I told Dan I really enjoyed Danny Collins and so did my “manly man” father. Dan mentioned that he was pleased we both liked it, and hoped we were able to bond over the experience and that the film contains some elements not found in other films of the same nature.
I explored with Dan who he wanted the audience to conjure in Danny Collins, as I myself saw Neil Diamond. Dan confessed that they used interviews from many ’70s era singers to breathe a little nuance from each into Danny Collins. Of course, as Dan elaborated, Danny Collins is based on a true story about songwriter Steve Tilston. Tilston didn’t deal well with the pressure of writing, so he only wrote briefly. But, decades later he discovered a letter from John Lennon where he had encouraged Tilston to organize other songwriters, including his personal phone number and the matter-of-fact words . . . “What do you think about that?”
Fogelman was enjoying the success of Crazy, Stupid, Love, but he was going through major writers’ block when he happened upon the Tilston story. He immediately fell in love with it.
I wondered if he had Pacino in mind for the script at inception. He admitted that he never writes a script with an actor in mind, except this time. And that perfect casting led to casting another part in the film, that of Danny’s son. Seems Pacino loved the script but had only one request, that Bobby Cannavale play his son. And casting helps when your directorial debut has master talent on board like Annette Bening, Christopher Plummer, and Jennifer Garner . . . all incredibly professional actors.
We discussed this fact, and Dan mentioned how his “Holy Shit” moment occurred when he was having tea and discussing a problematic line with Pacino and Plummer at Pacino’s place. Still, Dan was not overwhelmed working with such stars, maybe if you asked him that a few years ago his answer would be different, he admitted.
Dan was thrilled to see his cast from Crazy, Stupid, Love all at the Academy Awards, and Julianne Moore grabbing Best Actress this year. It was encouraging to see that independent films presented so prominently at the Academy Awards this year. We had a brief discussion about our mutual love for Birdman, and how he admitted he could never write a script like that. He just writes what he knows and writes what a large group of audiences would appreciate. He doesn’t assume Danny Collins will be perceived as a blockbuster, but he hopes it touches a few hearts. In fact, one of the funniest lines in the film comes at a time when the audience is nearly in tears.

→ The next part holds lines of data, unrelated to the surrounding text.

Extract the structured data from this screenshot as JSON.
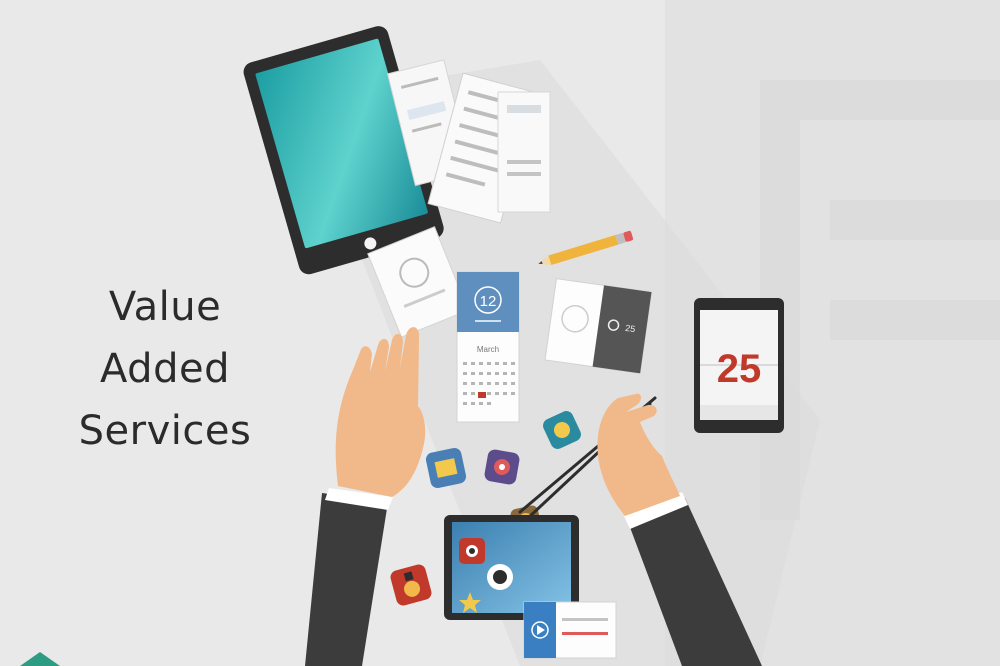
{
  "headline": {
    "line1": "Value  Added",
    "line2": "Services"
  },
  "calendar_small": {
    "day": "12",
    "month": "March"
  },
  "calendar_flip": {
    "day": "25"
  },
  "card": {
    "temp": "25"
  },
  "colors": {
    "background": "#e9e9e9",
    "tablet_screen": "#2bb3b3",
    "device_frame": "#2d2d2d",
    "calendar_header": "#5e8fbf",
    "calendar_accent": "#c0392b",
    "pencil": "#f0b43c",
    "skin": "#f1b98a",
    "suit": "#3c3c3c"
  }
}
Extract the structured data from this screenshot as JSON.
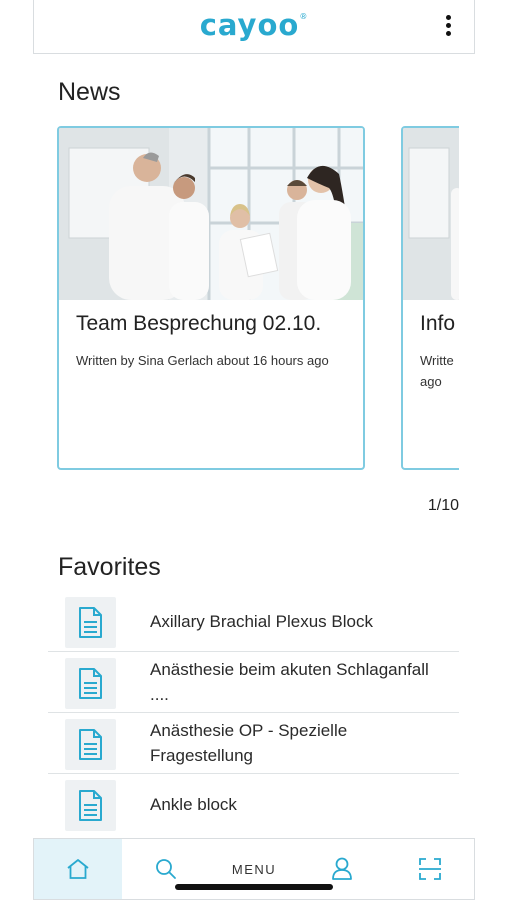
{
  "header": {
    "logo_text": "cayoo",
    "logo_mark": "®",
    "menu_icon": "kebab-vertical-icon"
  },
  "news": {
    "title": "News",
    "pager": "1/10",
    "cards": [
      {
        "title": "Team Besprechung 02.10.",
        "meta": "Written by Sina Gerlach about 16 hours ago"
      },
      {
        "title": "Info",
        "meta": "Writte ago"
      }
    ]
  },
  "favorites": {
    "title": "Favorites",
    "items": [
      {
        "label": "Axillary Brachial Plexus Block",
        "icon": "document-icon"
      },
      {
        "label": "Anästhesie beim akuten Schlaganfall ....",
        "icon": "document-icon"
      },
      {
        "label": "Anästhesie OP - Spezielle Fragestellung",
        "icon": "document-icon"
      },
      {
        "label": "Ankle block",
        "icon": "document-icon"
      }
    ]
  },
  "tabbar": {
    "active": "home",
    "menu_label": "MENU",
    "icons": [
      "home-icon",
      "search-icon",
      "user-icon",
      "scan-icon"
    ]
  },
  "colors": {
    "brand": "#29a9cf",
    "card_border": "#7fcbe1",
    "active_tab_bg": "#e3f3f9"
  }
}
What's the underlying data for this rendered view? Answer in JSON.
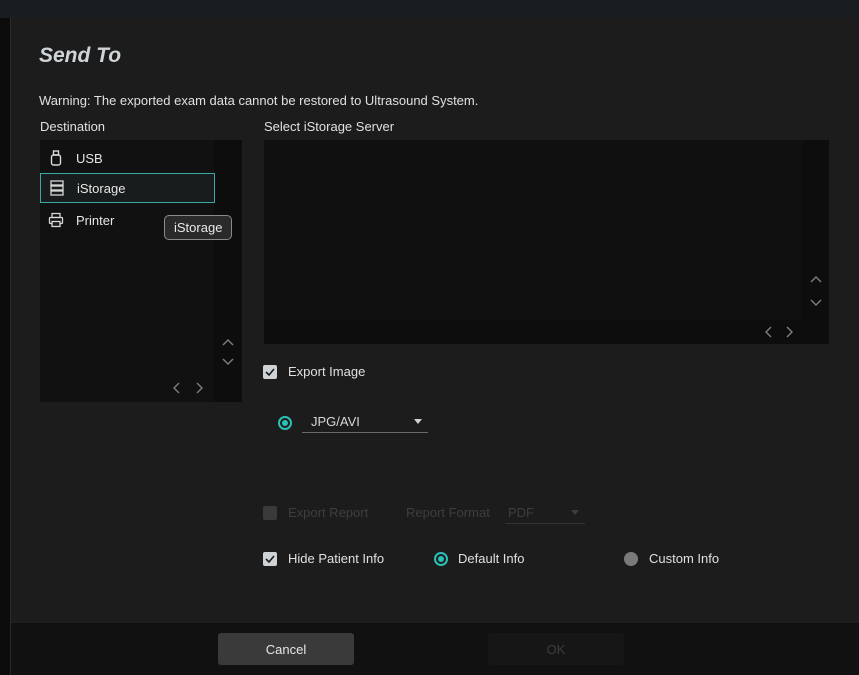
{
  "dialog": {
    "title": "Send To",
    "warning": "Warning: The exported exam data cannot be restored to Ultrasound System."
  },
  "destination": {
    "label": "Destination",
    "items": [
      {
        "label": "USB",
        "icon": "usb-icon"
      },
      {
        "label": "iStorage",
        "icon": "server-icon"
      },
      {
        "label": "Printer",
        "icon": "printer-icon"
      }
    ],
    "selected": "iStorage",
    "tooltip": "iStorage"
  },
  "server": {
    "label": "Select iStorage Server"
  },
  "export_image": {
    "label": "Export Image",
    "checked": true,
    "format_selected": "JPG/AVI"
  },
  "export_report": {
    "label": "Export Report",
    "checked": false,
    "enabled": false,
    "format_label": "Report Format",
    "format_selected": "PDF"
  },
  "hide_patient": {
    "label": "Hide Patient Info",
    "checked": true,
    "options": [
      {
        "label": "Default Info",
        "selected": true
      },
      {
        "label": "Custom Info",
        "selected": false
      }
    ]
  },
  "footer": {
    "cancel_label": "Cancel",
    "ok_label": "OK"
  },
  "colors": {
    "accent": "#2bc0b4",
    "dialog_bg": "#1c1c1c",
    "panel_bg": "#111111"
  }
}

I couldn’t let him go without telling him how much of a fan I am of Galavant, a show that he confirmed is getting a season two! And of course, we discussed one of my parents’ personal favorite Fogelman films, Last Vegas. Turns out that is the only film that Dan’s father actually likes that he’s written. Personally speaking, I like plenty of Dan’s films.
I finished off the interview by asking him if it is easy or challenging to shift from writing a screenplay for children and families and then write more adult driven work. I was surprised to hear that he doesn’t have a style or function; he starts with an idea and develops his characters. After the characters have been established, the story can start to take more form. From there, he has everything he needs to just write. And write he has, and we at FilmGrouch certainly hope he continues to keep writing.